The Tenant of Wildfell Hall is a novel written by Anne Bronte. Bronte used her pseudonym Acton Bell when she first published the book in 1848. The Tenant of Wildfell Hall was Anne’s second (and last) novel, and even though it was extremely popular right when it was published, Charlotte, Anne’s older sister, did not let the novel be republished when Anne died in 1849. Even though the novel was quite popular, it was also very shocking and controversial.
The Tenant of Wildfell Hall is narrated through a series of letters that Gilbert Markham wrote to his friend and brother-in-law about his life during the time that he met his wife. Wildfell Hall is a mansion that has been abandoned for many years. However, a young widow, her son, and her servant move into the house and live in almost complete secrecy.
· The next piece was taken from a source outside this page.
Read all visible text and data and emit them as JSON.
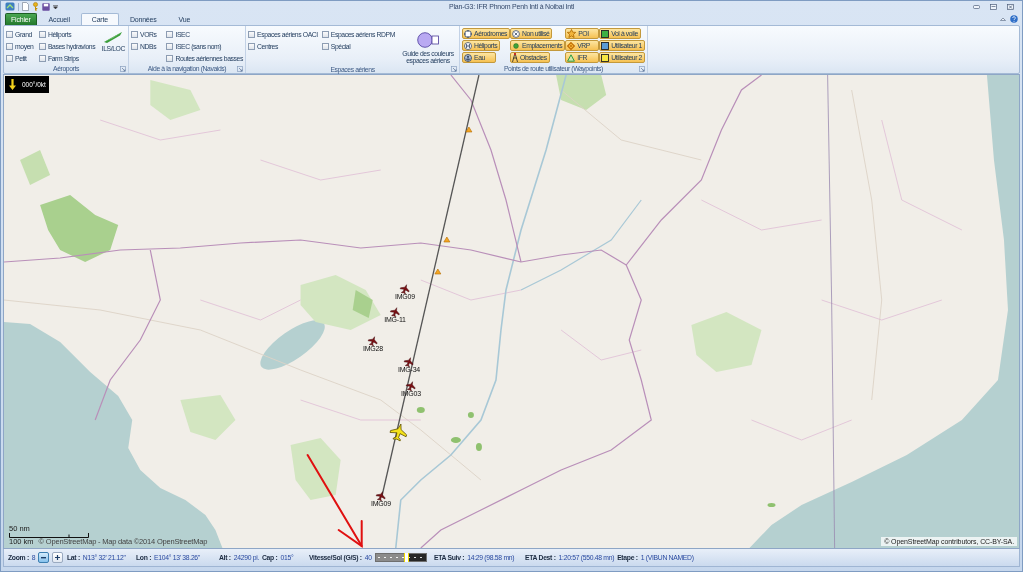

The townspeople know nothing about her except that her name is apparently Helen Graham, and so the locals start to gossip about who she is and what she has done.
In the first section, Gilbert becomes more familiar with Helen as the locals keep spreading rumors, and he confronts Mr. Lawrence, who is actually Helen’s brother. However, when Helen refuses to marry Gilbert and denies loving Mr. Lawrence, she gives Gilbert her diaries. The second part comes from Helen’s diaries, where she talks about her life after marrying Arthur Huntingdon, who is a degraded drunkard. The last part begins when Arthur finishes reading the diaries. Though the moral and physical decline emphasize the large scale of evil and debauchery in the world, the social issues presented in the novel are tempered by Anne’s belief in universal salvation. In addition The Tenant of Wildfell Hall is a feminist novel, with Helen independently leaving her husband, which breaks social norms but also the law in seventeenth century England.